Marvin Gaye (born Marvin Pentz Gay, Jr.) (April 2, 1939 â€“ April 1, 1984) was an American soul and R&B singer-songwriter, instrumentalist, record producer and performer who gained international fame as an artist on the Motown label in the 1960s and 1970s.
Beginning his career at Motown in 1960, Gaye quickly became Motown's top solo male artist and scored numerous hits during the 1960s, among them "Stubborn Kind of Fellow", "How Sweet It Is (To Be Loved By You)", "I Heard It Through the Grapevine", and several hit duets with Tammi Terrell, including "Ain't No Mountain High Enough" and "You're All I Need to Get By", before moving on to his own form of musical self-expression.
Gaye is notable for fighting the hit-making, but creatively restrictive, Motown record-making process, in which performers and songwriters and record producers were generally kept in separate camps. With his successful 1971 album What's Going On and subsequent releases including Trouble Man and Let's Get It On, Gaye, who had been a part-time songwriter for Motown artists during his early years with the label, proved that he could write and produce his own singles without having to rely on the Motown system.

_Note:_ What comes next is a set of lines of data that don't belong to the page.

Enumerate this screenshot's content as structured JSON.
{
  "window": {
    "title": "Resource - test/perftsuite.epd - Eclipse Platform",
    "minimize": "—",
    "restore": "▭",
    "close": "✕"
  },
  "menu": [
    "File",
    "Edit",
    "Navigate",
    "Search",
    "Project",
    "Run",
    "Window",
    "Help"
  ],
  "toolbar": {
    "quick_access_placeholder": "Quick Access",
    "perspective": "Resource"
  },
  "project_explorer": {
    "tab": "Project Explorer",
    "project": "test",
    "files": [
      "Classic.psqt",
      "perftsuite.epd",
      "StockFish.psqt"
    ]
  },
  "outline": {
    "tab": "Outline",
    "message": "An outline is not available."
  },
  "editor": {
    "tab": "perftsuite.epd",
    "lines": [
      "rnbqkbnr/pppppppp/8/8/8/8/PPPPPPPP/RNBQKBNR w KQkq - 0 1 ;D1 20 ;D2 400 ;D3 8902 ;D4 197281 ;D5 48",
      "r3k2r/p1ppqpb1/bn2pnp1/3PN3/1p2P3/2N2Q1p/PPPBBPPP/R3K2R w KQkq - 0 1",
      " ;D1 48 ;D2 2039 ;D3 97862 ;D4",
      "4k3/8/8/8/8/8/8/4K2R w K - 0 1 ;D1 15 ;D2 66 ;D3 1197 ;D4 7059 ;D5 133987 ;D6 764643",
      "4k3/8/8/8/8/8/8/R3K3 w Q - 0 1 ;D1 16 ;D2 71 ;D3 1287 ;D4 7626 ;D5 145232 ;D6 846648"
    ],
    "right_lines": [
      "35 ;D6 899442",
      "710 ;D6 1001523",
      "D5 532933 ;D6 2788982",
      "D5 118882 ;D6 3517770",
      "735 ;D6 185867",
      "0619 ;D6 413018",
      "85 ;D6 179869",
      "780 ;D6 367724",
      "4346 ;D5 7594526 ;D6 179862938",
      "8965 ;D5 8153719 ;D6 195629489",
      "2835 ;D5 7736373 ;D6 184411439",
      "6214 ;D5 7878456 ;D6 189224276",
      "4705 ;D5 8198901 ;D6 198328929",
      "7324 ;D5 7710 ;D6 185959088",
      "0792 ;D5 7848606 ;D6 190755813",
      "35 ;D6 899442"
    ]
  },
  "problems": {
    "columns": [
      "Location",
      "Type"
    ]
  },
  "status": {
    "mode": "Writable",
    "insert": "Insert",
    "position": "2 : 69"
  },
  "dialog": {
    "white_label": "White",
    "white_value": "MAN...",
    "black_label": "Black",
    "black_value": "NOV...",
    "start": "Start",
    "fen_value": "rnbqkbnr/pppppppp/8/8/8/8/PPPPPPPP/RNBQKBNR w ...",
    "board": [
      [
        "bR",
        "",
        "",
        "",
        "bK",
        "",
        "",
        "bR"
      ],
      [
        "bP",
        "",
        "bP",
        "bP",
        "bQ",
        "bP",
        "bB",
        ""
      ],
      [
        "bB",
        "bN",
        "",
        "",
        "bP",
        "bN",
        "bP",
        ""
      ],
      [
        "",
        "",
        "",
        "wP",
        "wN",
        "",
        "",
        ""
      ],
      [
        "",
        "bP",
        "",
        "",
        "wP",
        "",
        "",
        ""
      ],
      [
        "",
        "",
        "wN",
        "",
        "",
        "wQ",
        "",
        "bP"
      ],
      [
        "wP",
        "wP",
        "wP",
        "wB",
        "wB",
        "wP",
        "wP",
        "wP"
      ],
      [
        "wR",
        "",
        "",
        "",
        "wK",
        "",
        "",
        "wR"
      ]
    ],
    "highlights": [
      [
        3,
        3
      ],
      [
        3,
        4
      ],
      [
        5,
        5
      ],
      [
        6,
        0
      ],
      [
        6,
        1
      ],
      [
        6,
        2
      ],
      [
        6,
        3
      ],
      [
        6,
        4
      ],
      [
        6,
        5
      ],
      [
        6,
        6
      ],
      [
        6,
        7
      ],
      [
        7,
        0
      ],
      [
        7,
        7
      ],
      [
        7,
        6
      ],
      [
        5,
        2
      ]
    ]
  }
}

This achievement (along with those of contemporaries, Curtis Mayfield and George Clinton), would pave the way for the successes of later self-sufficient singer-songwriter-producers in African American music, such as Stevie Wonder, Luther Vandross, and Babyface.
During the 1970s, Gaye would release several other notable albums, including Let's Get It On and I Want You, and had hits with singles such as "Let's Get It On", "Got to Give It Up", and, in the early 1980s, "Sexual Healing". By the time of his death in 1984 at the hands of his clergyman father, Gaye had become one of the most influential artists of the soul music era.